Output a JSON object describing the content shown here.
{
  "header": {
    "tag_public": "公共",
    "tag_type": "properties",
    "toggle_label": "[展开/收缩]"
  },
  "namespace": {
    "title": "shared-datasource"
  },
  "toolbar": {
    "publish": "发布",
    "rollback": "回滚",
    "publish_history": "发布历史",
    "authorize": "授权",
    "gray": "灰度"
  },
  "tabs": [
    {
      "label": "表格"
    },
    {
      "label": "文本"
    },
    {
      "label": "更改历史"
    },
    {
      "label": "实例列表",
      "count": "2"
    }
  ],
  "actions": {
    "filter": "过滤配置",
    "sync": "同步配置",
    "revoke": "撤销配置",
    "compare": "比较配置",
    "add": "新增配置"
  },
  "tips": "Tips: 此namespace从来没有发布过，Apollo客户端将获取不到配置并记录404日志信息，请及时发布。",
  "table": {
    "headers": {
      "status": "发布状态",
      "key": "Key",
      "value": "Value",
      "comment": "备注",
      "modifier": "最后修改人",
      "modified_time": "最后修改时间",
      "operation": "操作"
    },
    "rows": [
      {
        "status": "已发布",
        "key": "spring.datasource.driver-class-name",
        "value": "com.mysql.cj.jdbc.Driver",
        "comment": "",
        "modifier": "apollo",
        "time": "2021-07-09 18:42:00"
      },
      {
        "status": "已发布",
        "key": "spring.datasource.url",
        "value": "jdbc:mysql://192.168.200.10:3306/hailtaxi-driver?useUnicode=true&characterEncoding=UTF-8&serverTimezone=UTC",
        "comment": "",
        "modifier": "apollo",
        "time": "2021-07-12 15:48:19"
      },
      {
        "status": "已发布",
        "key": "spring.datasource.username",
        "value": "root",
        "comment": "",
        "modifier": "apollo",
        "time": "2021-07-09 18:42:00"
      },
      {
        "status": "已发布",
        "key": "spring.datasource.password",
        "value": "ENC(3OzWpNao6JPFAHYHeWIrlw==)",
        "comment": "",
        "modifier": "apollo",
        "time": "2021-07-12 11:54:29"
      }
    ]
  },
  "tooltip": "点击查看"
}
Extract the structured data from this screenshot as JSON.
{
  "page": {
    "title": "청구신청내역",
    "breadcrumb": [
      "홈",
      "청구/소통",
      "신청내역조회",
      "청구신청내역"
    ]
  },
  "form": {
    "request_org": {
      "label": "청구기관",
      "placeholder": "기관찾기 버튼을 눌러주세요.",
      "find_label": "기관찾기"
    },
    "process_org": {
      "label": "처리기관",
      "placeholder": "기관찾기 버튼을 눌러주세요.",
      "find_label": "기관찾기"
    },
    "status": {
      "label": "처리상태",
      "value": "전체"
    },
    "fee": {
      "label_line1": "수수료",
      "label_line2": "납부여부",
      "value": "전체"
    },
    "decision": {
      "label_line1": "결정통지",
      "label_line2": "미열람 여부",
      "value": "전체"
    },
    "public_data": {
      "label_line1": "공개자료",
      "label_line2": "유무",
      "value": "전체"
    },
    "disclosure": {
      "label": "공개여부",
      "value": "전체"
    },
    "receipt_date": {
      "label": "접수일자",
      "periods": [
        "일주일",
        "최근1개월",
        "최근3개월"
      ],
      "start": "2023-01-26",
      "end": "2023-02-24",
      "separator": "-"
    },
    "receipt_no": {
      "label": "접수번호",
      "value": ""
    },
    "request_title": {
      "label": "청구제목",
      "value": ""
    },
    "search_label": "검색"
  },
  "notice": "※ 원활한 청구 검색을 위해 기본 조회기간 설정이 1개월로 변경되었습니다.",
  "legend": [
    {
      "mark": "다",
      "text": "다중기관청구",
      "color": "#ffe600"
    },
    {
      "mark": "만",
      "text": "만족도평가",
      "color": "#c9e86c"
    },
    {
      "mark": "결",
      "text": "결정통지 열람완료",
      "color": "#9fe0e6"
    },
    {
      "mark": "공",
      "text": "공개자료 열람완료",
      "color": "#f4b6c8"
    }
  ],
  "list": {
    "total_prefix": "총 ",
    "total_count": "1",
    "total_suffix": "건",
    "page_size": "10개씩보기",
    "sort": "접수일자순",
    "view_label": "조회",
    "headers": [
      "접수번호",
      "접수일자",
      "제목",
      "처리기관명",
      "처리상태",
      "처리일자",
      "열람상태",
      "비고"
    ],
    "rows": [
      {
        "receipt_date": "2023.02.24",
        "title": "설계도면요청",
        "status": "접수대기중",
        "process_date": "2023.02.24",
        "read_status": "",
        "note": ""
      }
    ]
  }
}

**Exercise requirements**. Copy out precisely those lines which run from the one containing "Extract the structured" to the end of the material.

**Solution**.
Extract the structured data from this screenshot as JSON.
{
  "page": {
    "title": "청구신청내역",
    "breadcrumb": [
      "홈",
      "청구/소통",
      "신청내역조회",
      "청구신청내역"
    ]
  },
  "form": {
    "request_org": {
      "label": "청구기관",
      "placeholder": "기관찾기 버튼을 눌러주세요.",
      "find_label": "기관찾기"
    },
    "process_org": {
      "label": "처리기관",
      "placeholder": "기관찾기 버튼을 눌러주세요.",
      "find_label": "기관찾기"
    },
    "status": {
      "label": "처리상태",
      "value": "전체"
    },
    "fee": {
      "label_line1": "수수료",
      "label_line2": "납부여부",
      "value": "전체"
    },
    "decision": {
      "label_line1": "결정통지",
      "label_line2": "미열람 여부",
      "value": "전체"
    },
    "public_data": {
      "label_line1": "공개자료",
      "label_line2": "유무",
      "value": "전체"
    },
    "disclosure": {
      "label": "공개여부",
      "value": "전체"
    },
    "receipt_date": {
      "label": "접수일자",
      "periods": [
        "일주일",
        "최근1개월",
        "최근3개월"
      ],
      "start": "2023-01-26",
      "end": "2023-02-24",
      "separator": "-"
    },
    "receipt_no": {
      "label": "접수번호",
      "value": ""
    },
    "request_title": {
      "label": "청구제목",
      "value": ""
    },
    "search_label": "검색"
  },
  "notice": "※ 원활한 청구 검색을 위해 기본 조회기간 설정이 1개월로 변경되었습니다.",
  "legend": [
    {
      "mark": "다",
      "text": "다중기관청구",
      "color": "#ffe600"
    },
    {
      "mark": "만",
      "text": "만족도평가",
      "color": "#c9e86c"
    },
    {
      "mark": "결",
      "text": "결정통지 열람완료",
      "color": "#9fe0e6"
    },
    {
      "mark": "공",
      "text": "공개자료 열람완료",
      "color": "#f4b6c8"
    }
  ],
  "list": {
    "total_prefix": "총 ",
    "total_count": "1",
    "total_suffix": "건",
    "page_size": "10개씩보기",
    "sort": "접수일자순",
    "view_label": "조회",
    "headers": [
      "접수번호",
      "접수일자",
      "제목",
      "처리기관명",
      "처리상태",
      "처리일자",
      "열람상태",
      "비고"
    ],
    "rows": [
      {
        "receipt_date": "2023.02.24",
        "title": "설계도면요청",
        "status": "접수대기중",
        "process_date": "2023.02.24",
        "read_status": "",
        "note": ""
      }
    ]
  }
}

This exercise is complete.